Massively Oversubscribed Saudi Bond Offering Upsized To $17.5 Billion: Largest Ever From A Developing Nation

When we previewed the historic, first ever, international Saudi bond offering in three, 5Y, 10Y and 30Y parts, whose totla size was expected to range between $10 and $15 billion, we said "we anticipate there to be substantial demand and the issue to be massively oversubscribed potentially leading to an upsizing of the issue to $20 billion." We were mostly right.

According to latest reports the Kingdom, which yesterday unexpectedly announced it had executed a member of its royal family for murder, is now set to sell $17.5 billion in the biggest bond sale ever from an emerging-market nation, a number which may still rise thanks to what is a massive oversubscription: as of this moment the orderbook is said to be "around $67" billion, or roughly 4 times oversubscribed, courtesy of the global financial repression imposed by central banks, forcing investors into the smallest trace of yield.

Some more details, according to Bloomberg:

  • IPTs 5Y +160a, 10Y +185a, 30Y +235a
  • Govt aims to sell USD bonds due in 5Y for ~140bps over similar maturity USTs, 10Y at spread of ~170bps, 30Y at 215bps, give or take 5bps
  • The 10Y bonds will yield around 3.44%, well below the 3.6 per cent initially suggested, the 5Y will yield 2.63% and the 30Y around 4.64%.
  • Sale expected to eclipse Argentina’s $16.5b offering in April as largest from a developing nation, underlining the deepening strain on a country that has eschewed international debt markets until now

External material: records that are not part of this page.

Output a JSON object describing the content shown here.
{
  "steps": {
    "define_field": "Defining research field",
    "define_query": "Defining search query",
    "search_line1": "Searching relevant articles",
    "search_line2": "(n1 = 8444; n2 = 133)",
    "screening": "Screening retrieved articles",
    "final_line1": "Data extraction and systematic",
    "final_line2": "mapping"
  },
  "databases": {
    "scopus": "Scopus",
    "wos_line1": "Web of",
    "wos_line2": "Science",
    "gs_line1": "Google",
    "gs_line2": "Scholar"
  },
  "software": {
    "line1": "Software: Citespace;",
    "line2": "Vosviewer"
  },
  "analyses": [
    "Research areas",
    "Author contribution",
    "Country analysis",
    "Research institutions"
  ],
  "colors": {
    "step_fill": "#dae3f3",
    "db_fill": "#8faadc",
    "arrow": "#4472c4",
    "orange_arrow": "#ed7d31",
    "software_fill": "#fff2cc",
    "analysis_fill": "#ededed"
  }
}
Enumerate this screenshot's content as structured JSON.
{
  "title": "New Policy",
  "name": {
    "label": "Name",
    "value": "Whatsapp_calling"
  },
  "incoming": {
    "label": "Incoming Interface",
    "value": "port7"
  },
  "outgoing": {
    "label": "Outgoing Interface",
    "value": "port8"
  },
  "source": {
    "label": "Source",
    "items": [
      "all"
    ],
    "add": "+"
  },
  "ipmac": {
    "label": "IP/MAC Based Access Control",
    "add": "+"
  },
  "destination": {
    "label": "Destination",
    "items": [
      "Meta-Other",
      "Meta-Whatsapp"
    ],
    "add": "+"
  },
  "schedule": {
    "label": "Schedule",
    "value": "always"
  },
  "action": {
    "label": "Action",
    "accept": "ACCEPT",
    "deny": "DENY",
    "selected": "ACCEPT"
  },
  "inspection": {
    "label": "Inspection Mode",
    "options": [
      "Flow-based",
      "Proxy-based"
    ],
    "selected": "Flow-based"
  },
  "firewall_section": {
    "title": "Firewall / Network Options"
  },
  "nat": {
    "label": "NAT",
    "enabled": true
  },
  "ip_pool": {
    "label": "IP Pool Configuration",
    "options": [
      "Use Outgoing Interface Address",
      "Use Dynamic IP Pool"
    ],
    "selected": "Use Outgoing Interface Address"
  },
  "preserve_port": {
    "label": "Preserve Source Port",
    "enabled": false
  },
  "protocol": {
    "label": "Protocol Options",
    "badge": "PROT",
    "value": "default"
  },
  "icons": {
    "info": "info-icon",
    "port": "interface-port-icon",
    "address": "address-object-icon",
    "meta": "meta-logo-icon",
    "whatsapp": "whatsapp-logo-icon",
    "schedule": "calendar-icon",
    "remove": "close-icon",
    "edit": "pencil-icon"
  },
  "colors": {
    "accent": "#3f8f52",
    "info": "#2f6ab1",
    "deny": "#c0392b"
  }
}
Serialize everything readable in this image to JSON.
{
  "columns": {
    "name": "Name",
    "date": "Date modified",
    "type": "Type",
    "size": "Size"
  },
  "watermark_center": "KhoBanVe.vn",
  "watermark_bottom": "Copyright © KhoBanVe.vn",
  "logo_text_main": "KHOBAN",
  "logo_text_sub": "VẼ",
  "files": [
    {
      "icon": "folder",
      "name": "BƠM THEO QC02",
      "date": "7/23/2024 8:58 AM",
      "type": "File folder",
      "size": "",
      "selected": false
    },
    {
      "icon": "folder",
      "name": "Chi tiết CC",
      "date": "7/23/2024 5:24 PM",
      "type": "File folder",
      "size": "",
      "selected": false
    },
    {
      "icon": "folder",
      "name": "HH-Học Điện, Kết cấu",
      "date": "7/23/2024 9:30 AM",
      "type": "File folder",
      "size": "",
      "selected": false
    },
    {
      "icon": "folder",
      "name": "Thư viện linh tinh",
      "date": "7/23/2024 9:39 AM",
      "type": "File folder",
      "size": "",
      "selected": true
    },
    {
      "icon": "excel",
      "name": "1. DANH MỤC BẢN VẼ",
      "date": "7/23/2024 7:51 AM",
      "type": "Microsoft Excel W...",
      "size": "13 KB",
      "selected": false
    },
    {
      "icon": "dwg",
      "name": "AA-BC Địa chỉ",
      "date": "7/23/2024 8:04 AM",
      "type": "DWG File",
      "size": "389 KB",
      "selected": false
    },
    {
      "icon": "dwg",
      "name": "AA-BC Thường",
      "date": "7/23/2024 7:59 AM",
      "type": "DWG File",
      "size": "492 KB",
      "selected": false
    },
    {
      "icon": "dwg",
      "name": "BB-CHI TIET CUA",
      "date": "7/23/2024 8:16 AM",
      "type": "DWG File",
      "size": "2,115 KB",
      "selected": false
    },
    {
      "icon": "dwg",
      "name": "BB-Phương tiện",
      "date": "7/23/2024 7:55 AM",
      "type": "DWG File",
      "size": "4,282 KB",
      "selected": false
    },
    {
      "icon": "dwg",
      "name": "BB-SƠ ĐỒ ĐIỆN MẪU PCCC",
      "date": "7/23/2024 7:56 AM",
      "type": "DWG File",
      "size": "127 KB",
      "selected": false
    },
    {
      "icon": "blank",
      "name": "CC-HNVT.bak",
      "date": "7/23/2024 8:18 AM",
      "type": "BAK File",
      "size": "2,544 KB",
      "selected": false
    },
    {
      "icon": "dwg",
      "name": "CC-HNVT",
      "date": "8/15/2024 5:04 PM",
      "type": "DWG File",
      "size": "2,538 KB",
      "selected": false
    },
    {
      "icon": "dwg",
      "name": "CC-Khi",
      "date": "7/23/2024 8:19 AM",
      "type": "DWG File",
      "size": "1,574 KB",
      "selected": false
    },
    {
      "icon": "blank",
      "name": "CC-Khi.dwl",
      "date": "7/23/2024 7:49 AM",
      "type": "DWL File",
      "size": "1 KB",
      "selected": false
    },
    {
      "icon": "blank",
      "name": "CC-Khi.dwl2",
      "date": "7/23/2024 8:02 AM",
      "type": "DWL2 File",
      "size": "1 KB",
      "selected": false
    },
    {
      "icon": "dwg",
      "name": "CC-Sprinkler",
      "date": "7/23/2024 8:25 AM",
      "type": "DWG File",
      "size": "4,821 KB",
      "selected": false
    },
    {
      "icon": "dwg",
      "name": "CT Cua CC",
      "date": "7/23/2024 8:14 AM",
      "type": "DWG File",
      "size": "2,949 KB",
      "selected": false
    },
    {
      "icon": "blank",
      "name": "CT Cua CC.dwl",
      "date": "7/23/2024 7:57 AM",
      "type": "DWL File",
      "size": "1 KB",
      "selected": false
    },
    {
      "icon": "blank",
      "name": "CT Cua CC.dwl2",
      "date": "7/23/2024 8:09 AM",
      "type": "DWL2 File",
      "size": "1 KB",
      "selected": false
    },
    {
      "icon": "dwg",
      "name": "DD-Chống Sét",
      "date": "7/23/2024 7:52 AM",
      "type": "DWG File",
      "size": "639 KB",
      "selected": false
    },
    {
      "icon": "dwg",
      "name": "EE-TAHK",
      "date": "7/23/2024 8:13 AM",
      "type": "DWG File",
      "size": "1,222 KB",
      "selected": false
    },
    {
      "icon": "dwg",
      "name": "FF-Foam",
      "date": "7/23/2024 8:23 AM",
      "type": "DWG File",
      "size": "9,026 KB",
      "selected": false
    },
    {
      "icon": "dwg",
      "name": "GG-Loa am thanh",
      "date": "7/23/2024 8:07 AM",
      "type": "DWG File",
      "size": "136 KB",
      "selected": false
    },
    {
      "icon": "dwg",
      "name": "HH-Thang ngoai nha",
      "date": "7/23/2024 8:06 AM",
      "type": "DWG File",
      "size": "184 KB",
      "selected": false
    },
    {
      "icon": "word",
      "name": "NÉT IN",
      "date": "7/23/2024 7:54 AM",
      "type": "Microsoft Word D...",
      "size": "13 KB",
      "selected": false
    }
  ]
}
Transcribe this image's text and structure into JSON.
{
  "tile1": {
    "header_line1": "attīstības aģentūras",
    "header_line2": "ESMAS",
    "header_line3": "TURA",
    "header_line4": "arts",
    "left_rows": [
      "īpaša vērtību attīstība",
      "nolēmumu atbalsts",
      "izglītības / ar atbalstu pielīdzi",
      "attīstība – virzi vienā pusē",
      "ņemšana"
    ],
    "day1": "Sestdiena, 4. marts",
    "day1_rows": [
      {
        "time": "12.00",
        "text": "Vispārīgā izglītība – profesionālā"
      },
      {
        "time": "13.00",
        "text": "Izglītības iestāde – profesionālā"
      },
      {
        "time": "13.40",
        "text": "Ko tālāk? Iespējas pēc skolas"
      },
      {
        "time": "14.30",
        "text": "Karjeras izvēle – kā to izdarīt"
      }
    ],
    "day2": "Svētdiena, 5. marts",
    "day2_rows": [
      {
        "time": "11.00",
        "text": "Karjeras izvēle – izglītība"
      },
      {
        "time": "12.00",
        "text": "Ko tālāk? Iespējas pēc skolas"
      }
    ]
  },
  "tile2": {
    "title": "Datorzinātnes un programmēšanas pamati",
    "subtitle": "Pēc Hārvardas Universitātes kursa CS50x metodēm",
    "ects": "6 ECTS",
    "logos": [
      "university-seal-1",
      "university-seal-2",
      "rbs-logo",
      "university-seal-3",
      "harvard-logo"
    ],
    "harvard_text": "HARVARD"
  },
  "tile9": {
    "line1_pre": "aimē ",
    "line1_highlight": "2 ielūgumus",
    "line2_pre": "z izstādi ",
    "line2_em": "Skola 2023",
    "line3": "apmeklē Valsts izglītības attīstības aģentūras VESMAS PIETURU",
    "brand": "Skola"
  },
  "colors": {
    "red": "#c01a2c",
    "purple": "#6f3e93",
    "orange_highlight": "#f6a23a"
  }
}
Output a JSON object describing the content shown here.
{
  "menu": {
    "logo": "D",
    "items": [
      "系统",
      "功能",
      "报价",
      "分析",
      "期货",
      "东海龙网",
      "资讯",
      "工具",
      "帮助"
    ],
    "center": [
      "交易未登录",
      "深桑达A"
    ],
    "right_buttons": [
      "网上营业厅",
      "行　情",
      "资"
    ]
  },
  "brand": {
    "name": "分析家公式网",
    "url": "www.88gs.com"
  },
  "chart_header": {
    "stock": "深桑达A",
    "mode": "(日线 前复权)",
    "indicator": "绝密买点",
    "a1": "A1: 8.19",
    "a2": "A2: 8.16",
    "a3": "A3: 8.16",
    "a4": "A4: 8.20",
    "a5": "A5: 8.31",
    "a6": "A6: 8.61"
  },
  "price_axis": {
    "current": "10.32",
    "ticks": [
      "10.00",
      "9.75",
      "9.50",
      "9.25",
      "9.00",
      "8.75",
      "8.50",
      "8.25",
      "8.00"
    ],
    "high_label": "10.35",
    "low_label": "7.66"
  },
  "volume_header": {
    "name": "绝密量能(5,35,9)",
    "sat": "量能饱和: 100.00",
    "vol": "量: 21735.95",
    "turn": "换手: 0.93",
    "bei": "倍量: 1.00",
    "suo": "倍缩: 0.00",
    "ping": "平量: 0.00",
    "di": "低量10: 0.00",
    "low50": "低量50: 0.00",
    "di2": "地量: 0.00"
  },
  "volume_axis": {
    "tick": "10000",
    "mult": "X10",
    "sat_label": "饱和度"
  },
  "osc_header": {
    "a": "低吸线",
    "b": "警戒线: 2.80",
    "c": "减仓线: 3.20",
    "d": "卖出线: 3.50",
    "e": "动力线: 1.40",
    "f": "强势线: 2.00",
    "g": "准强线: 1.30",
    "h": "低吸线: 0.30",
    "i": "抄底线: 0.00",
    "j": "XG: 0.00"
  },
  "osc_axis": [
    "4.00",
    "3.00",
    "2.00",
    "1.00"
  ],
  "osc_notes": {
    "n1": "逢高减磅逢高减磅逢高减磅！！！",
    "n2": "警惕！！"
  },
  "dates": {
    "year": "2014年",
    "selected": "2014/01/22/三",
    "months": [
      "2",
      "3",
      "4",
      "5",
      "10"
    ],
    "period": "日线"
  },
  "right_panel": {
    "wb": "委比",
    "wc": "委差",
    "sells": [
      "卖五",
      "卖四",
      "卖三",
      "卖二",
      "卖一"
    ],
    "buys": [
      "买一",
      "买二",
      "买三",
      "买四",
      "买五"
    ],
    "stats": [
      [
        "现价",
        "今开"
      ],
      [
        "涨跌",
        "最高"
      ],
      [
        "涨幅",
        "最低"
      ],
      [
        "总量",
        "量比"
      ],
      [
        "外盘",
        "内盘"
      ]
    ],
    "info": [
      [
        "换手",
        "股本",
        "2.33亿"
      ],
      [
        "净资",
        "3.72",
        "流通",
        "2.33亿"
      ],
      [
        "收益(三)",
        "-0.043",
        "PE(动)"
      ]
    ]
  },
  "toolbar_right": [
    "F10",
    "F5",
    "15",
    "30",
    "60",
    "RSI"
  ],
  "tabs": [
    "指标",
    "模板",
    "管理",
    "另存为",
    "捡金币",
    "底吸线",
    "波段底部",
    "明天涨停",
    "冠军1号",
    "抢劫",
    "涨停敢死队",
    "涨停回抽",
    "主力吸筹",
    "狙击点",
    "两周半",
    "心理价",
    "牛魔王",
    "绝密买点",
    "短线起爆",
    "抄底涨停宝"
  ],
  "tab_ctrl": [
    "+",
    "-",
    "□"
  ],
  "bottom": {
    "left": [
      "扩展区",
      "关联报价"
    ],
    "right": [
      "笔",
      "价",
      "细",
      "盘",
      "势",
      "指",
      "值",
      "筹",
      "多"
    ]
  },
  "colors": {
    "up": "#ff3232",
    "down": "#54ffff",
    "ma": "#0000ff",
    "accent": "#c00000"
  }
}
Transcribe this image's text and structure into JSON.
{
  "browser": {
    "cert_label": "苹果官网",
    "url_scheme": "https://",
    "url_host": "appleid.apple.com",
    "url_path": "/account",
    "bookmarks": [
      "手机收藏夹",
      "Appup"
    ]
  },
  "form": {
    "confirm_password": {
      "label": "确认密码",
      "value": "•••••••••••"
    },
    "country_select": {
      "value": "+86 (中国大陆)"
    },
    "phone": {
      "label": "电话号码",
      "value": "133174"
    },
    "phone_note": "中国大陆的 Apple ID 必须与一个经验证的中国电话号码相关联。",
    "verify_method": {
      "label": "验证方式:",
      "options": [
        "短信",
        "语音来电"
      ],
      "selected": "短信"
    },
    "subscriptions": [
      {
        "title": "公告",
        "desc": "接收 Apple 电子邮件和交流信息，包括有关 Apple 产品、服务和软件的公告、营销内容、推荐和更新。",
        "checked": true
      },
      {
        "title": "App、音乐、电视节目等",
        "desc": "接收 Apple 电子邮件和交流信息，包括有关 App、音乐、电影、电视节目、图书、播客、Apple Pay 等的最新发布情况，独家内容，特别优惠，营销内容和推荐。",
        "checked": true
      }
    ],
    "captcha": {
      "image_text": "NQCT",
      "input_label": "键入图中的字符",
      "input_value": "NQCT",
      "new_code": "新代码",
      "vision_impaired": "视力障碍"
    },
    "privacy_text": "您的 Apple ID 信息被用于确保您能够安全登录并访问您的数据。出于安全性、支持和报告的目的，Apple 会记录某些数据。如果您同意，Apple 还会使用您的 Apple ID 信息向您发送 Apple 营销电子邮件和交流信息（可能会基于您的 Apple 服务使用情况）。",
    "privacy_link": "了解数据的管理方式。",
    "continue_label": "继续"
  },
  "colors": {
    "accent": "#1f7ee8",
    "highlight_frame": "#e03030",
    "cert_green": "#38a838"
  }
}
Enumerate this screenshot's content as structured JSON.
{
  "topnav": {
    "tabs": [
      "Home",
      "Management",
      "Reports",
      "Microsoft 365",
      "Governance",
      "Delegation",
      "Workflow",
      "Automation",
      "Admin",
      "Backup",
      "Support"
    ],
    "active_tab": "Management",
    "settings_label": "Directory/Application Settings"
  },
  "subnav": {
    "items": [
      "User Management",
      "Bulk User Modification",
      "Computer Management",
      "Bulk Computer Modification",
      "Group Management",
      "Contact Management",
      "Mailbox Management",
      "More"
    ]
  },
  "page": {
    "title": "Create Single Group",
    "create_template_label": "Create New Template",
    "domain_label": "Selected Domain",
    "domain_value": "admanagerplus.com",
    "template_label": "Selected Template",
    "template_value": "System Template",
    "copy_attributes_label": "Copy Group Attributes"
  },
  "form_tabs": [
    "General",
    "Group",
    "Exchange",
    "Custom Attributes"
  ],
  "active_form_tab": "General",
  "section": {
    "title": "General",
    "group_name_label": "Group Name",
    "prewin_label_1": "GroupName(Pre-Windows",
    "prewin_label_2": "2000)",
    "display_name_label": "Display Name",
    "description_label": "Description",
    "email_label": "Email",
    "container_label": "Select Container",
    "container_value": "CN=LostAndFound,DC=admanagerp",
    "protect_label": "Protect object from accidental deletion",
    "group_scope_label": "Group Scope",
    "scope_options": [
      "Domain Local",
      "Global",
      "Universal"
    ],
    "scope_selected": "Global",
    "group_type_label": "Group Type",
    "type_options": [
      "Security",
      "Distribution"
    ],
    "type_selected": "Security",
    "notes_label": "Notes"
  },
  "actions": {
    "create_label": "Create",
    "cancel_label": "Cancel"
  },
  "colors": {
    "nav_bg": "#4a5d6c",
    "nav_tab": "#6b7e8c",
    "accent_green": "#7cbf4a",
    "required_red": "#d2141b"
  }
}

Putting the sale in context, Saudi Arabia clocked up a budget shortfall of $97b last year, equal to 15% of its GDP, prompting the government this year to cut subsidies, wages and spending. Much of the proceeds will be used to stabilize the social order in the kingdom, however we anticipate that billions will also be routed to fund the ongoing war with Yemen, which will ultimately benefit US military contractors, in effect recycling the money from global bond investors into the US Military and Industrial Complex.